And in Ferguson. It’s just easier to look at this police officer as a racist murderer. To look at Michael Brown as the latest victim of a racist society. And especially from the other side of those tanks, to look at those crowds of young men and women, angry and hurt, as just violent criminals that we must STOP before they loot and hurt those businesses, by ANY MEANS NECESSARY it seems. Because to look at them as people, wounded, fragile, full of desire for love and truth and beauty . . . well, then, I might have to put my ideology aside and actually feel something. Maybe even weep. No, let’s talk about the plight of the black man, the racism of the white man, the inherent goodness of the police, the slant of the media, the rush to judgment . . . let’s talk about men in general, because they don’t have bodies . . . No, no body of Christ for us here either. Just sociological claims and political posturing. Right and Left and Republican and Democrat. Men and women without flesh. Ideas without bodies.

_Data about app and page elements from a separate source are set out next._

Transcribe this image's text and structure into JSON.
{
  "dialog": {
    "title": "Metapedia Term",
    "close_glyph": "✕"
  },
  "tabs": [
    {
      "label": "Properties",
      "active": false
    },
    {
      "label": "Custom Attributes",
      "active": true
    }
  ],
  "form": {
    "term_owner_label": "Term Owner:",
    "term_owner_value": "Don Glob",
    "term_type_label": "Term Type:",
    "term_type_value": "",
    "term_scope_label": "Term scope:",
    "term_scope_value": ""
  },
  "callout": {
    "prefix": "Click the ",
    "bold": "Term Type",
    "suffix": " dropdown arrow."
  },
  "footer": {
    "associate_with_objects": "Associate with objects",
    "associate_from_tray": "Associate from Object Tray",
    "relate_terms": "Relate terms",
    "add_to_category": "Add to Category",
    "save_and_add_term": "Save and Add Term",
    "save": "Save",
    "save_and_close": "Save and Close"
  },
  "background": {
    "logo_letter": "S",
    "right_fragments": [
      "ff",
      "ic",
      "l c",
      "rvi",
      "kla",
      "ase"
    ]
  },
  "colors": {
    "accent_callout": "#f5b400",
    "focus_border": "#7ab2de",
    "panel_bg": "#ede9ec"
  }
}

You see, for me the irony is that we ignore the body of Christ in Mosul. We disincarnate the Body of Christ in Ferguson. We reject the Body of Christ on the border. But in Oklahoma City, there, Satanists are trying to get their hands on the Body of Christ. For all their perversion, they’re the only ones who are trying to get their hands on Him.

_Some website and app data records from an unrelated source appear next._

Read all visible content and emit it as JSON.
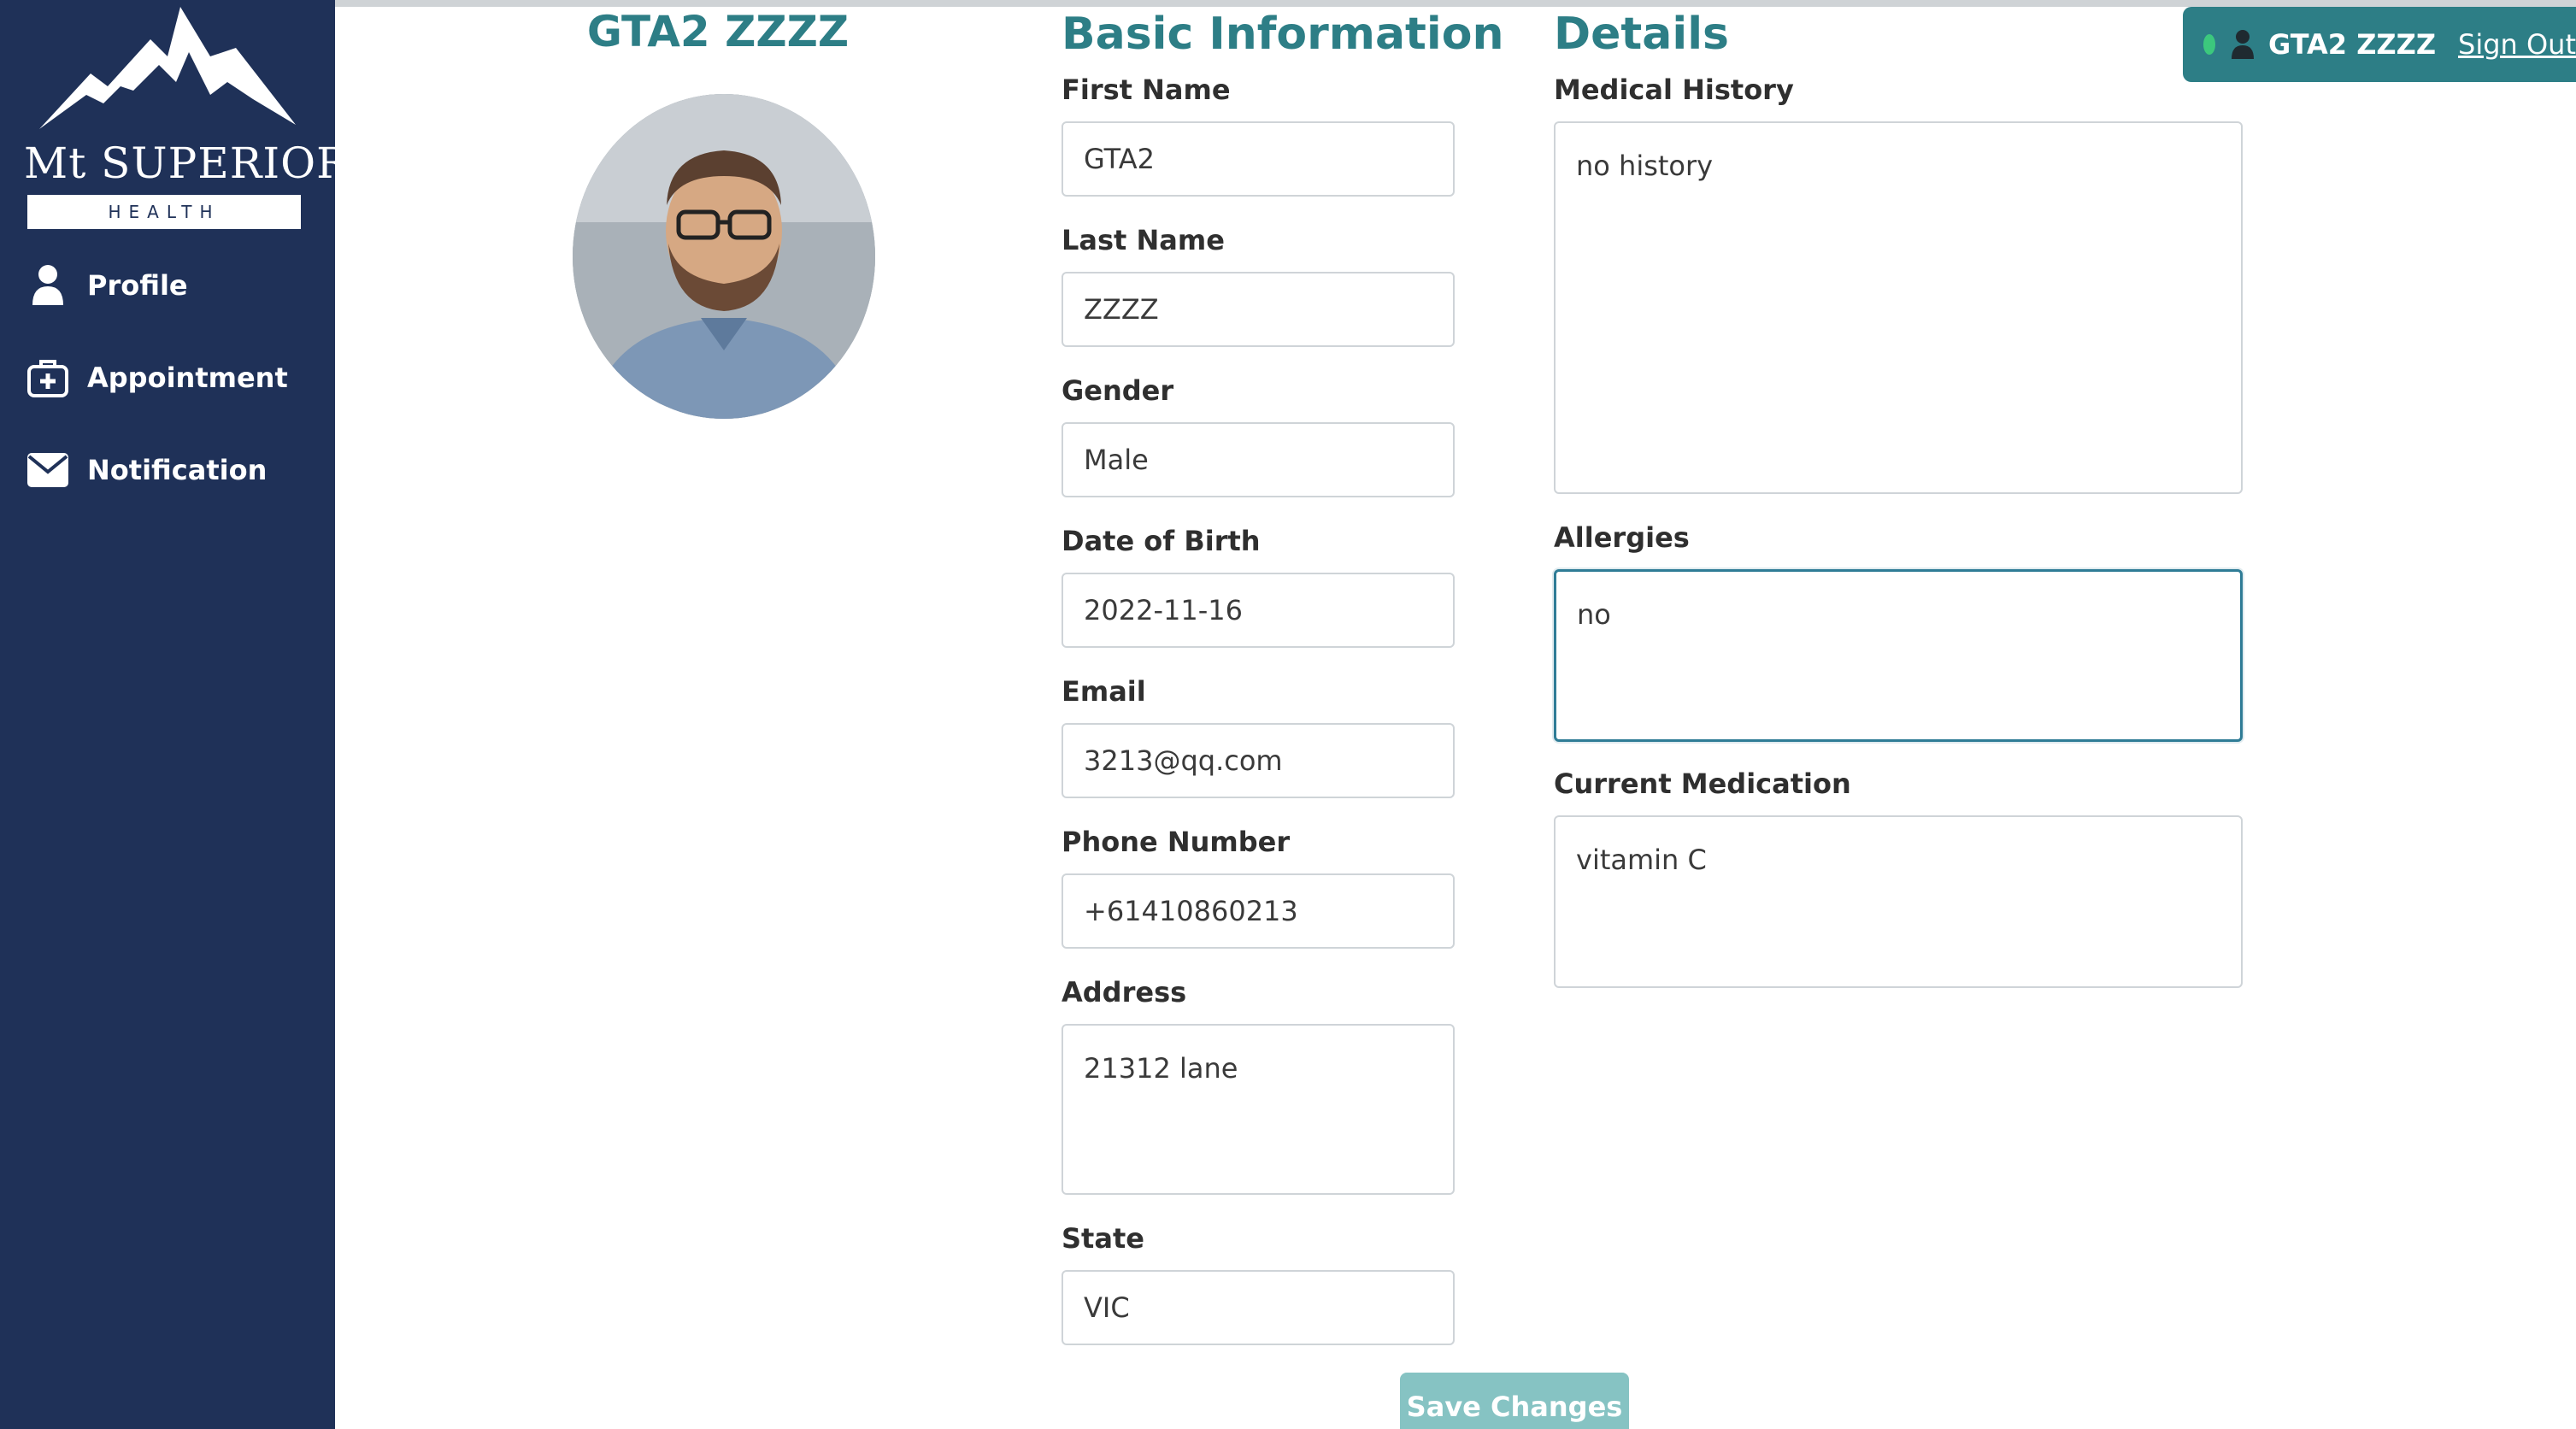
{
  "brand": {
    "name": "Mt SUPERIOR",
    "tagline": "HEALTH"
  },
  "sidebar": {
    "items": [
      {
        "label": "Profile",
        "icon": "person-icon"
      },
      {
        "label": "Appointment",
        "icon": "medical-bag-icon"
      },
      {
        "label": "Notification",
        "icon": "envelope-icon"
      }
    ]
  },
  "profile": {
    "display_name": "GTA2 ZZZZ",
    "avatar": "user-photo"
  },
  "basic_info": {
    "title": "Basic Information",
    "first_name": {
      "label": "First Name",
      "value": "GTA2"
    },
    "last_name": {
      "label": "Last Name",
      "value": "ZZZZ"
    },
    "gender": {
      "label": "Gender",
      "value": "Male"
    },
    "dob": {
      "label": "Date of Birth",
      "value": "2022-11-16"
    },
    "email": {
      "label": "Email",
      "value": "3213@qq.com"
    },
    "phone": {
      "label": "Phone Number",
      "value": "+61410860213"
    },
    "address": {
      "label": "Address",
      "value": "21312 lane"
    },
    "state": {
      "label": "State",
      "value": "VIC"
    }
  },
  "details": {
    "title": "Details",
    "medical_history": {
      "label": "Medical History",
      "value": "no history"
    },
    "allergies": {
      "label": "Allergies",
      "value": "no"
    },
    "current_medication": {
      "label": "Current Medication",
      "value": "vitamin C"
    }
  },
  "actions": {
    "save_label": "Save Changes"
  },
  "account": {
    "name": "GTA2 ZZZZ",
    "sign_out_label": "Sign Out",
    "status_color": "#3cc87d"
  },
  "colors": {
    "sidebar": "#1f3158",
    "accent": "#2d7e86",
    "button": "#86c3c3"
  }
}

And what were they going to do? Commit a sacrilege? Trample it? Beat it? Profane it? The first time that happened, He had handed himself over for it. When Peter raised his sword to defend him, he was rebuked. The Son of Man must suffer and die. And we’re scandalized by some Satanists? This is where we spend our energy?

You see, I’m not a bishop. (I’m sure the whole Church should rejoice in that.) But if I were. If I was the Bishop of Oklahoma City, I would have said “Ok, you want the Body of Christ so badly, I’ll take him to you.” And I would have invited my flock to go with me. We would have walked through the streets of Oklahoma City, from the Cathedral to the Convention Center where these Satanists would be waiting, and Monstrance in Hand I would have led my flock. I would have led them right inside. I would have led them right up to their altar. I would have turned, and offered the benediction, and I would have prostrated myself, and invited my flock to prostrate itself. We would have prostrated ourselves and there offered ourselves to his Presence. And we would have stayed. Let them Crucify him, but I would adore him. And I would have wept. Wept for these poor confused Satanists. Wept for Iraq. For Isis. For Ferguson. For those women and children at the border. For America. But most of all, I would have wept for Him. Him who I long for and I am so unfaithful to. Him who I want to love but everyday I crucify. Him who is the only one that can respond to this deep and utterly profound need I have for happiness. And I doubt there would have been a black mass. But I’m probably wrong, and I would have handed him over myself, and then I would have shown myself to be like Judas. Again.

This is probably why I’m not a bishop.